In the movie "Gladiator," Russel Crowe plays a character whose entire life is torn from him. He was a commander of a Roman army, however, after the emperor was murdered by his own son, he was sent out in the woods to be executed. Maximus escapes his executioners and races to save his family. He was too late and both his wife and son were dead. The republic he believed in was dead. His status as general was dead. His entire purpose for living was dead and therefore with a broken heart he just laid there waiting to die himself. Eventually, travelers find him and make him a slave. He is forced to fight as a gladiator and fight he does until he has slaughtered hundreds. His master brings him to the Roman Coliseum where he is told he can win his freedom. Maximus does not care about freedom anymore, though, only to kill the new emperor who took everything worth living for from him. Upon meeting his nemesis, he says, "I will have my justice in this life or the next." And that is all I care about anymore as well. I may be an old crippled man when I am freed with nothing to live for, but I will have justice.

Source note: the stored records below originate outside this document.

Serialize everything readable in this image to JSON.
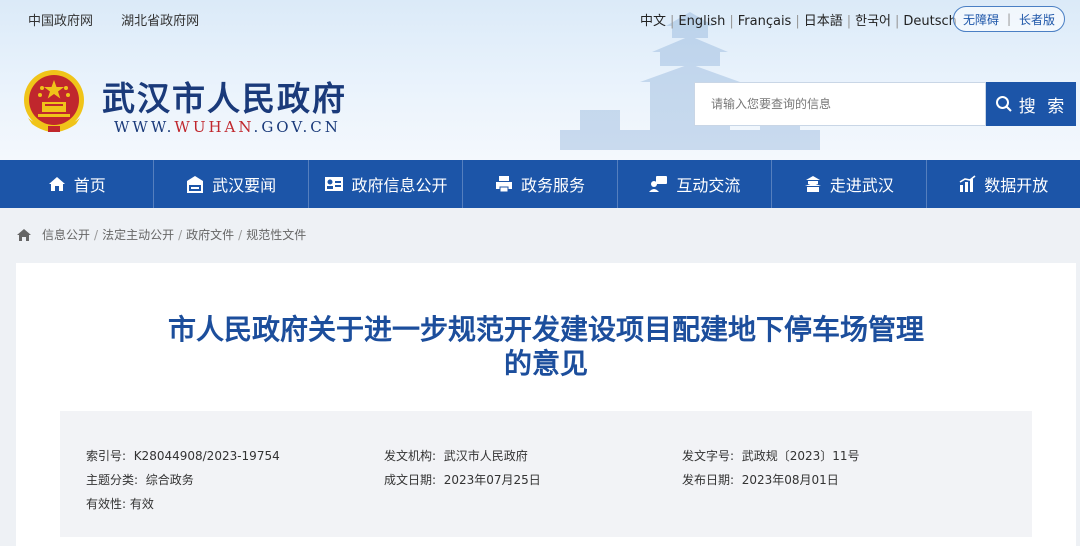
{
  "top_links": [
    "中国政府网",
    "湖北省政府网"
  ],
  "languages": [
    "中文",
    "English",
    "Français",
    "日本語",
    "한국어",
    "Deutsch"
  ],
  "accessibility": {
    "barrier_free": "无障碍",
    "elder": "长者版"
  },
  "site": {
    "title": "武汉市人民政府",
    "url_prefix": "WWW.",
    "url_highlight": "WUHAN",
    "url_suffix": ".GOV.CN"
  },
  "search": {
    "placeholder": "请输入您要查询的信息",
    "button": "搜 索"
  },
  "nav": [
    {
      "label": "首页",
      "icon": "home-icon"
    },
    {
      "label": "武汉要闻",
      "icon": "building-icon"
    },
    {
      "label": "政府信息公开",
      "icon": "id-card-icon"
    },
    {
      "label": "政务服务",
      "icon": "printer-icon"
    },
    {
      "label": "互动交流",
      "icon": "chat-user-icon"
    },
    {
      "label": "走进武汉",
      "icon": "landmark-icon"
    },
    {
      "label": "数据开放",
      "icon": "chart-icon"
    }
  ],
  "breadcrumb": [
    "信息公开",
    "法定主动公开",
    "政府文件",
    "规范性文件"
  ],
  "document": {
    "title_line1": "市人民政府关于进一步规范开发建设项目配建地下停车场管理",
    "title_line2": "的意见",
    "meta": {
      "index_label": "索引号:",
      "index_value": "K28044908/2023-19754",
      "issuer_label": "发文机构:",
      "issuer_value": "武汉市人民政府",
      "docno_label": "发文字号:",
      "docno_value": "武政规〔2023〕11号",
      "category_label": "主题分类:",
      "category_value": "综合政务",
      "created_label": "成文日期:",
      "created_value": "2023年07月25日",
      "published_label": "发布日期:",
      "published_value": "2023年08月01日",
      "validity_label": "有效性:",
      "validity_value": "有效"
    }
  },
  "colors": {
    "primary": "#1c55a8",
    "title": "#1c4e9c",
    "emblem_red": "#c0272d",
    "emblem_gold": "#f0c419"
  }
}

This is my final post and I say farewell to all those who have followed my blog. I hope to have given some insight into the dark realms inside the criminal justice and prison system. If nothing else I hope my stories have been entertaining. I will continue to respond to some comments and emails for a few months. During this time I will also be looking to maintain contact with a few readers on a personal level. I do not currently have any pen pals, but if anyone is interested in corresponding regularly, I encourage them to send me a letter introducing themselves. It may become lonely at times in these dreary dungeons. My time on the Internet must come to an end just as my liberty and life for all practical purposes ended on April 28, 1993.

Update  (April 2015)

Paul's clemency petition was denied by former Governor Pat Quinn on Christmas Eve. The letter was received by his parents after this post was written. Paul continues to work on his post conviction appeal and seek out new legal counsel. He will also file a 6th Clemency Petition in 2016 with the Rauner administration. Hopefully, his suffering in prison will not be indefinite.